In Tennessee, a divorce is finalized with a Marital Dissolution Agreement (MDA). Our client came to us with an MDA already in hand that was very unfavorable to him in many ways. It was also poorly written, which is how we were able to make a case for him and ultimately win.
Our client went into divorce thinking that the attorney his wife hired was going to represent both of them. That was his first mistake, of course. He wound up with an MDA which required him to continue paying all of the household expenses, along with $900 per month in child support and $600 per month in alimony.
When the family home went up for sale, his ex-wife also demanded the full equity from the house, claiming that it was all hers as well. Specifically, the MDA stated:
“Said Real Property shall be sold with the equity thereto being equally given to the Wife.”
If you are scratching your head wondering just what that means, you are not alone. We took this to court for our client and the judge had a hard time figuring out just this meant.
An MDA is a court order, but it’s treated like a contract in some ways. When there is a dispute on the meaning of a contract, the intent of the entire document is examined to settle the dispute. When that is not clear, the precise meaning of the words used is important.
The case hinged on the word “equally.” Normally, a legal decision might quote the law and precedents that have come before in the courts. In this case, the judgement also quoted the Merriam Webster dictionary for the precise meaning of that word.
We argued that there is no reason to use that word unless the equity in the home is to be split in equal parts between the two parties covered by the MDA. The judge agreed. We won this case for our client, and that decision was affirmed on appeal.
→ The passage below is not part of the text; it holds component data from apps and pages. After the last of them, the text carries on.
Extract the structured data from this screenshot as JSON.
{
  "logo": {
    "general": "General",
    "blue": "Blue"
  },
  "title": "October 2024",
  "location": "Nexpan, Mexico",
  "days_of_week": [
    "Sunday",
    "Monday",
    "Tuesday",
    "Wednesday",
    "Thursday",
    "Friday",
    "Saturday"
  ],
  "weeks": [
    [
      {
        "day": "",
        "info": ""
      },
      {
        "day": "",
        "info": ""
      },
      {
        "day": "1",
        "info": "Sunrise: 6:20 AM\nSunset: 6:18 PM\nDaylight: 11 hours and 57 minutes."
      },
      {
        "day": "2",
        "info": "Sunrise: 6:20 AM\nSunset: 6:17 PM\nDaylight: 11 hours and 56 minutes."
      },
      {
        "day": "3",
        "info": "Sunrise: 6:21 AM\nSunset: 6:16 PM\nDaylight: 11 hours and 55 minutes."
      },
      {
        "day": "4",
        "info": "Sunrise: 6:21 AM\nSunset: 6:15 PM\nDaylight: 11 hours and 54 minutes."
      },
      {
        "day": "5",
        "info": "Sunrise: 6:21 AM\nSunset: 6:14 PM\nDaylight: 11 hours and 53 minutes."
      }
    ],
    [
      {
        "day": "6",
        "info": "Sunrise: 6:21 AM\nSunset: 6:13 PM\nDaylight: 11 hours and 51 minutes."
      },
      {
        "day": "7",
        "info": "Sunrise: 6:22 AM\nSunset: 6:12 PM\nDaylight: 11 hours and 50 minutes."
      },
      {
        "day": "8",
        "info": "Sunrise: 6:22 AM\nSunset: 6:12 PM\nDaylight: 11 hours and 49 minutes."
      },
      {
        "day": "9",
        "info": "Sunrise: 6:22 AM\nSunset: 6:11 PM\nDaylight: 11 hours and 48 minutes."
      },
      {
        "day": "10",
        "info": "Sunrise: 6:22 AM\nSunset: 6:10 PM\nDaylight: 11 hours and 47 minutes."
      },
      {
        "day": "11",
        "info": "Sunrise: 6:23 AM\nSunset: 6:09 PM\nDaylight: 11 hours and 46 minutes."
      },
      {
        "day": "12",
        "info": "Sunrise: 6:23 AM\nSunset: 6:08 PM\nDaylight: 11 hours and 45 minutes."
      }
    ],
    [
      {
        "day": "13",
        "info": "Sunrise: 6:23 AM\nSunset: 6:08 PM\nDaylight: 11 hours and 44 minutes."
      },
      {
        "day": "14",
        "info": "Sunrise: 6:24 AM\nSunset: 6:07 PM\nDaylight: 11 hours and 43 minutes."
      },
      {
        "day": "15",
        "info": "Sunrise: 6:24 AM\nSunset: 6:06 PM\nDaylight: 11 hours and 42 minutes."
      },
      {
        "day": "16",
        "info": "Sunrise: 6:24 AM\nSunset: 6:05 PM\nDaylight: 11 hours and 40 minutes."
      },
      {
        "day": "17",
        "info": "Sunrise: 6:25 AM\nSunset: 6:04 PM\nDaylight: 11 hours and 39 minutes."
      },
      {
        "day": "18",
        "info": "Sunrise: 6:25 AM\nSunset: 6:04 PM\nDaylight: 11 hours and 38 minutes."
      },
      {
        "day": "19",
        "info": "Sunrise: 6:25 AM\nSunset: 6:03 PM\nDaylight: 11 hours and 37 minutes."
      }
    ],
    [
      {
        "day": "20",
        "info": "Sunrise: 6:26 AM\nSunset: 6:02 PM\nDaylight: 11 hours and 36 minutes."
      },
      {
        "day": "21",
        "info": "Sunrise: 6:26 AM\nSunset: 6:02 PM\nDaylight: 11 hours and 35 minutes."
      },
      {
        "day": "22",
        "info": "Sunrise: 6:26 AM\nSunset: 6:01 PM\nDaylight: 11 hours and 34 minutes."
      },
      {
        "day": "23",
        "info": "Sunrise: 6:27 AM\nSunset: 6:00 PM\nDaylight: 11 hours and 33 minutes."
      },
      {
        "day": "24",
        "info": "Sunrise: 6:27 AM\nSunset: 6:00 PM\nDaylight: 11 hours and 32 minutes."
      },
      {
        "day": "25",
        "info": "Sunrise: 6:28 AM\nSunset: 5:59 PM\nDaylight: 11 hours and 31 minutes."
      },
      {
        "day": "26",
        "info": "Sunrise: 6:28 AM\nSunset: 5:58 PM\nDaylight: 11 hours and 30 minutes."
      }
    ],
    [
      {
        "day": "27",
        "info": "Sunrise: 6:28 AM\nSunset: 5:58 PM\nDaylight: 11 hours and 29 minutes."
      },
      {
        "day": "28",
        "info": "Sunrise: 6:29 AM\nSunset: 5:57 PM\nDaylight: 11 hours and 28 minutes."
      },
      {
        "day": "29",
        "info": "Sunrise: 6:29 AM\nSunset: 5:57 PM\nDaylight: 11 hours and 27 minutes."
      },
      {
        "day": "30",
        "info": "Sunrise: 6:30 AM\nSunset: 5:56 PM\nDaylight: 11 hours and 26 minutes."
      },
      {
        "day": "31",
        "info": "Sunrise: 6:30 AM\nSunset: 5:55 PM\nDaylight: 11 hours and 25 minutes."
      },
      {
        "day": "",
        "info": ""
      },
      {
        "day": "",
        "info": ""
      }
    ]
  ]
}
The word “equally” means just what we all think it means, and that is what is important.
What does this mean?
For our client, this decision means that despite a terrible MDA he was at least able to come away with something. For everyone else, there are two very important lessons.
The first lesson is that you should never go into divorce without someone to represent you. Our client made that mistake, but happily we were able to win him a rightful share of the equity in the family home.
The second and most important lesson is that in an MDA, every single word counts. We spend a lot of time drafting, mediating, and arguing the details of them on behalf of our clients for a good reason. They are binding, and once an MDA is a court order every single word is important.